[Items listed in a dataset]
BEGIN

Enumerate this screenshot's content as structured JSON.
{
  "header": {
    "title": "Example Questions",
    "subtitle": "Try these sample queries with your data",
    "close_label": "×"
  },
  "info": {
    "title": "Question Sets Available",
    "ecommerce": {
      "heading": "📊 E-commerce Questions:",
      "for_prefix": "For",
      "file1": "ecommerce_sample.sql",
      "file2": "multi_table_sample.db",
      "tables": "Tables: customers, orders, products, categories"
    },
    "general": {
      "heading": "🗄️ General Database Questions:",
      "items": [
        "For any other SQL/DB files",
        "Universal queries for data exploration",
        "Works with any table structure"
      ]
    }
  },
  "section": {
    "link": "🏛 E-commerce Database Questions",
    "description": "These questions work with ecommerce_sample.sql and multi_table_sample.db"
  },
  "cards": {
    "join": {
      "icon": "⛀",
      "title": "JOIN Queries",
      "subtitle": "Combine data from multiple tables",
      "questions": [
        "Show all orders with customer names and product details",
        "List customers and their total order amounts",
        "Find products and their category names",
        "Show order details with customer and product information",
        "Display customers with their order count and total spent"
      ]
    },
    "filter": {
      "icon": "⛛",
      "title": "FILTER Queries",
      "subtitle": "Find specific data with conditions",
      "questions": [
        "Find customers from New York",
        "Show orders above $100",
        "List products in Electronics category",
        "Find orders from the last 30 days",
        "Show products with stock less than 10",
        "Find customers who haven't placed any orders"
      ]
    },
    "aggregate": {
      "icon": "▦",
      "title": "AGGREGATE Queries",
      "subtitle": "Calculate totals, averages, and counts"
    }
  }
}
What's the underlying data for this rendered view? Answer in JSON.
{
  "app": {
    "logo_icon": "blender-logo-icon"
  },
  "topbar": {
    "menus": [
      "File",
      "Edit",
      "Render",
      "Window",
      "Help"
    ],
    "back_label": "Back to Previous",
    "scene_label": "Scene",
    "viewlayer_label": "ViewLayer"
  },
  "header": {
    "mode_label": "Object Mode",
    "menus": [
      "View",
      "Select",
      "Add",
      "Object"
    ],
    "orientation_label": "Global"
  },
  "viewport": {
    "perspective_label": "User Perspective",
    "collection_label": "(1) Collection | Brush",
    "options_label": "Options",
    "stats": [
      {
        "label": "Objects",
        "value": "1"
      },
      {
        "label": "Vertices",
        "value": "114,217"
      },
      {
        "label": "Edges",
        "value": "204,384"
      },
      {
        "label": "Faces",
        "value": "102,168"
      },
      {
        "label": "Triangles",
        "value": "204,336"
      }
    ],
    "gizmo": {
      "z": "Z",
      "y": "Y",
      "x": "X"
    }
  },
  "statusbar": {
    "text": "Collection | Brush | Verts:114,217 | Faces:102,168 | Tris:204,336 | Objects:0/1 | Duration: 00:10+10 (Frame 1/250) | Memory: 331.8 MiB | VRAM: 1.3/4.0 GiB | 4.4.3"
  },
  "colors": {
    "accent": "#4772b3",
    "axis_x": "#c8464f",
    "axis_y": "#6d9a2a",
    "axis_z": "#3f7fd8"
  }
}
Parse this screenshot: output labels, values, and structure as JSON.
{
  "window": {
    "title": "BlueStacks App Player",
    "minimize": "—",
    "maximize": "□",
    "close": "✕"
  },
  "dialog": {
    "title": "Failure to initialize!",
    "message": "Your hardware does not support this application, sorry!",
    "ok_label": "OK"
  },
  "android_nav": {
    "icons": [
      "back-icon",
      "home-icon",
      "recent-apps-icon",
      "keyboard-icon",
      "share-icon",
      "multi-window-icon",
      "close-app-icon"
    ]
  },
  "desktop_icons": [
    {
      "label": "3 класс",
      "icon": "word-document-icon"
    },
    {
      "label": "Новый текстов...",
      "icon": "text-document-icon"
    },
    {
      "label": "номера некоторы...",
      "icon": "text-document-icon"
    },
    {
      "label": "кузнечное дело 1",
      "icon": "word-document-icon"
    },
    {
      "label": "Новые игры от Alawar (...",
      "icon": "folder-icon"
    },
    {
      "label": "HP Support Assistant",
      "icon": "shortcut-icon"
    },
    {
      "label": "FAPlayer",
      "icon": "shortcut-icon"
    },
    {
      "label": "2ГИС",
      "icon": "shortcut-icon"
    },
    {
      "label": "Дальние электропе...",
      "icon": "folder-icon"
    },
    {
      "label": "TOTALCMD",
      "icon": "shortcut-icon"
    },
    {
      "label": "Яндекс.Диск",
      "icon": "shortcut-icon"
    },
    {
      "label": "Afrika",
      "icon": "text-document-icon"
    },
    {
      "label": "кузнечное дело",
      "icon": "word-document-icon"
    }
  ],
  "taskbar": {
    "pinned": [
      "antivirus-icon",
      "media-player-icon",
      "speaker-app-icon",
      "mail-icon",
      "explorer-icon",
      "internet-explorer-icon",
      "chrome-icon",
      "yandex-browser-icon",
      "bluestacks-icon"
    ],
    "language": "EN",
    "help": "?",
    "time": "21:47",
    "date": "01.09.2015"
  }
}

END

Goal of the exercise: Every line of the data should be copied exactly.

Output for this exercise:
Enumerate this screenshot's content as structured JSON.
{
  "header": {
    "title": "Example Questions",
    "subtitle": "Try these sample queries with your data",
    "close_label": "×"
  },
  "info": {
    "title": "Question Sets Available",
    "ecommerce": {
      "heading": "📊 E-commerce Questions:",
      "for_prefix": "For",
      "file1": "ecommerce_sample.sql",
      "file2": "multi_table_sample.db",
      "tables": "Tables: customers, orders, products, categories"
    },
    "general": {
      "heading": "🗄️ General Database Questions:",
      "items": [
        "For any other SQL/DB files",
        "Universal queries for data exploration",
        "Works with any table structure"
      ]
    }
  },
  "section": {
    "link": "🏛 E-commerce Database Questions",
    "description": "These questions work with ecommerce_sample.sql and multi_table_sample.db"
  },
  "cards": {
    "join": {
      "icon": "⛀",
      "title": "JOIN Queries",
      "subtitle": "Combine data from multiple tables",
      "questions": [
        "Show all orders with customer names and product details",
        "List customers and their total order amounts",
        "Find products and their category names",
        "Show order details with customer and product information",
        "Display customers with their order count and total spent"
      ]
    },
    "filter": {
      "icon": "⛛",
      "title": "FILTER Queries",
      "subtitle": "Find specific data with conditions",
      "questions": [
        "Find customers from New York",
        "Show orders above $100",
        "List products in Electronics category",
        "Find orders from the last 30 days",
        "Show products with stock less than 10",
        "Find customers who haven't placed any orders"
      ]
    },
    "aggregate": {
      "icon": "▦",
      "title": "AGGREGATE Queries",
      "subtitle": "Calculate totals, averages, and counts"
    }
  }
}
What's the underlying data for this rendered view? Answer in JSON.
{
  "app": {
    "logo_icon": "blender-logo-icon"
  },
  "topbar": {
    "menus": [
      "File",
      "Edit",
      "Render",
      "Window",
      "Help"
    ],
    "back_label": "Back to Previous",
    "scene_label": "Scene",
    "viewlayer_label": "ViewLayer"
  },
  "header": {
    "mode_label": "Object Mode",
    "menus": [
      "View",
      "Select",
      "Add",
      "Object"
    ],
    "orientation_label": "Global"
  },
  "viewport": {
    "perspective_label": "User Perspective",
    "collection_label": "(1) Collection | Brush",
    "options_label": "Options",
    "stats": [
      {
        "label": "Objects",
        "value": "1"
      },
      {
        "label": "Vertices",
        "value": "114,217"
      },
      {
        "label": "Edges",
        "value": "204,384"
      },
      {
        "label": "Faces",
        "value": "102,168"
      },
      {
        "label": "Triangles",
        "value": "204,336"
      }
    ],
    "gizmo": {
      "z": "Z",
      "y": "Y",
      "x": "X"
    }
  },
  "statusbar": {
    "text": "Collection | Brush | Verts:114,217 | Faces:102,168 | Tris:204,336 | Objects:0/1 | Duration: 00:10+10 (Frame 1/250) | Memory: 331.8 MiB | VRAM: 1.3/4.0 GiB | 4.4.3"
  },
  "colors": {
    "accent": "#4772b3",
    "axis_x": "#c8464f",
    "axis_y": "#6d9a2a",
    "axis_z": "#3f7fd8"
  }
}
Parse this screenshot: output labels, values, and structure as JSON.
{
  "window": {
    "title": "BlueStacks App Player",
    "minimize": "—",
    "maximize": "□",
    "close": "✕"
  },
  "dialog": {
    "title": "Failure to initialize!",
    "message": "Your hardware does not support this application, sorry!",
    "ok_label": "OK"
  },
  "android_nav": {
    "icons": [
      "back-icon",
      "home-icon",
      "recent-apps-icon",
      "keyboard-icon",
      "share-icon",
      "multi-window-icon",
      "close-app-icon"
    ]
  },
  "desktop_icons": [
    {
      "label": "3 класс",
      "icon": "word-document-icon"
    },
    {
      "label": "Новый текстов...",
      "icon": "text-document-icon"
    },
    {
      "label": "номера некоторы...",
      "icon": "text-document-icon"
    },
    {
      "label": "кузнечное дело 1",
      "icon": "word-document-icon"
    },
    {
      "label": "Новые игры от Alawar (...",
      "icon": "folder-icon"
    },
    {
      "label": "HP Support Assistant",
      "icon": "shortcut-icon"
    },
    {
      "label": "FAPlayer",
      "icon": "shortcut-icon"
    },
    {
      "label": "2ГИС",
      "icon": "shortcut-icon"
    },
    {
      "label": "Дальние электропе...",
      "icon": "folder-icon"
    },
    {
      "label": "TOTALCMD",
      "icon": "shortcut-icon"
    },
    {
      "label": "Яндекс.Диск",
      "icon": "shortcut-icon"
    },
    {
      "label": "Afrika",
      "icon": "text-document-icon"
    },
    {
      "label": "кузнечное дело",
      "icon": "word-document-icon"
    }
  ],
  "taskbar": {
    "pinned": [
      "antivirus-icon",
      "media-player-icon",
      "speaker-app-icon",
      "mail-icon",
      "explorer-icon",
      "internet-explorer-icon",
      "chrome-icon",
      "yandex-browser-icon",
      "bluestacks-icon"
    ],
    "language": "EN",
    "help": "?",
    "time": "21:47",
    "date": "01.09.2015"
  }
}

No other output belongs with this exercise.